Breast-Cancer-Awareness-Clip-Art-7Breast cancer. Two words that can change a life in an instant. Two words which are personal for many of us. Two words driving billions of dollars of research, diagnostic and prognostic test development, and breakthrough treatment options. So, while we have made tremendous strides in advancing the standard of care for breast cancer patients, why are these two words still so chilling and the disease still so lethal?

For a patient who receives a breast cancer diagnosis, the flurry of questions and concerns are all- consuming, sometimes crippling. For this reason, it is critical that marketers of breast cancer diagnostics communicate clearly and confidently to alleviate some of the unknowns. In this blog, we challenge marketers to ask, how can patient messaging improve? How can messaging be clear and less overwhelming? How can a brochure on your breast cancer diagnostic empower a patient as they are a little bit more informed about their disease? These questions are arguably just as important as how to sell the value of your diagnostic test to an Oncologist or Laboratory Director.


Melanoma is not only a seasonal summer cancer.

The statistics are staggering. The American Cancer Society estimates more than 76,000 new melanomas will be diagnosed in the US alone this year. Melanoma rates have been rising for over 30 years with the culprit ranging from a thinning ozone layer to sun loving baby boomers now reaching the average melanoma age of 61.

As with breast cancer, self-exams are an effective method for early intervention described on the National Cancer Institute website. Once a mole or lesion is found to be suspicious, a visit to a dermatologist is warranted for a thorough evaluation. The diagnosis of a suspicious lesion is typically determined by a skin biopsy confirmed by a pathologist evaluation of the skin lesion. Treatment ranges from early stage melanomas, which are simply removed surgically, to a more advanced stage melanoma treatment which may include surgery, chemotherapy, radiation, a biological or targeted therapies.

Follow the patient to most effectively Market your Melanoma:
To understand how to position and market a novel melanoma diagnostic, you first need to understand the patient journey from diagnosis to treatment decisions... 

I don't consider myself a feminist.

In fact, during my 25+ year diagnostics career, I've had the support of both male and female mentors and have been incredibly appreciative of the guidance I have received from both.
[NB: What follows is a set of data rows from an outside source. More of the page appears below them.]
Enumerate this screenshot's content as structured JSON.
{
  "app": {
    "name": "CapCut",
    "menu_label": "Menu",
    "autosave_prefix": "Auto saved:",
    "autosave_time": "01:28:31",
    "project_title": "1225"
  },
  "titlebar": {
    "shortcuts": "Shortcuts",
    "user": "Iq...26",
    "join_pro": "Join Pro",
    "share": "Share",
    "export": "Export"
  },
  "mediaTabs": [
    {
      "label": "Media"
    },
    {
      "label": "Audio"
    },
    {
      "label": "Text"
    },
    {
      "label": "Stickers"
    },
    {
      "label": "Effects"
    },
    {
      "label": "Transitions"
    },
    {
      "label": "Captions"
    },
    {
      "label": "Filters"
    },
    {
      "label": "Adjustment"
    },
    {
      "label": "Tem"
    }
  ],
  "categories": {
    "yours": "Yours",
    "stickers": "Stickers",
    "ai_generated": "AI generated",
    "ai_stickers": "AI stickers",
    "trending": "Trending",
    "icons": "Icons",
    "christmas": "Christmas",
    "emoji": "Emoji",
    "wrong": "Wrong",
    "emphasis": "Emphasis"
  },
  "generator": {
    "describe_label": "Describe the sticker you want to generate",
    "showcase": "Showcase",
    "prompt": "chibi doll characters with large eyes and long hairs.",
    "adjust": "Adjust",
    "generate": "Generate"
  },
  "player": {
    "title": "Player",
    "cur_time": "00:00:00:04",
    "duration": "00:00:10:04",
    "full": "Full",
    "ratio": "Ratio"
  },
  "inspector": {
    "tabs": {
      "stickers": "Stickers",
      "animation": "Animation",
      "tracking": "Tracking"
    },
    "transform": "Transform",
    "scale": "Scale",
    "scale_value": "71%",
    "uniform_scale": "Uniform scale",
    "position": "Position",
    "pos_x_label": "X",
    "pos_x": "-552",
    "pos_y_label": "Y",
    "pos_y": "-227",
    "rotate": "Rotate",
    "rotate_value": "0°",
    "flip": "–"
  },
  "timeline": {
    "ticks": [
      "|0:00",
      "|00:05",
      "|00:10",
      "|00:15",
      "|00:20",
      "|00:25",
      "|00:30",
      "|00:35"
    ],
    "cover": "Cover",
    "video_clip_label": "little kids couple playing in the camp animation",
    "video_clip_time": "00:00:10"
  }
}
At the beginning of my career, as a young Quality Manager, I was mentored by an amazing Director of Regulatory Affairs, Elaine Walton. With her encouragement and support, I took chances, despite my fear. Next Ellen Norquist, a National Sales Director, placed her trust in my abilities (despite my lack of experience), propelling me into the world of sales. Later, in my role as a U.S. Director of Marketing, Doug Sweet, Vice President of Marketing, mentored me. These men and women helped to lift me up and encourage me to reach for my goals. However, despite the support and encouragement, I couldn't shake the feeling of insecurity when faced with a new challenge.


I'll be honest. As a prior Marketing Director responsible for a global IVD product portfolio, I struggled everyday to stay on top of all the demands.  Responsible for nine product managers overseeing eight product lines encompassing more than a 1000 products; I spent most of my time representing the marketing needs to management in global meetings, completing daily administrative tasks, and supporting the daily market sales team requests.  There was little time in a day left for strategic thinking or planning even though lifecycle product marketing was a critical part of our role in the organization.   I felt inadequate that we didn't spend the time necessary to explore the long-term strategic health of the business.   Yet we couldn't justify hiring a dedicated strategic marketing expert.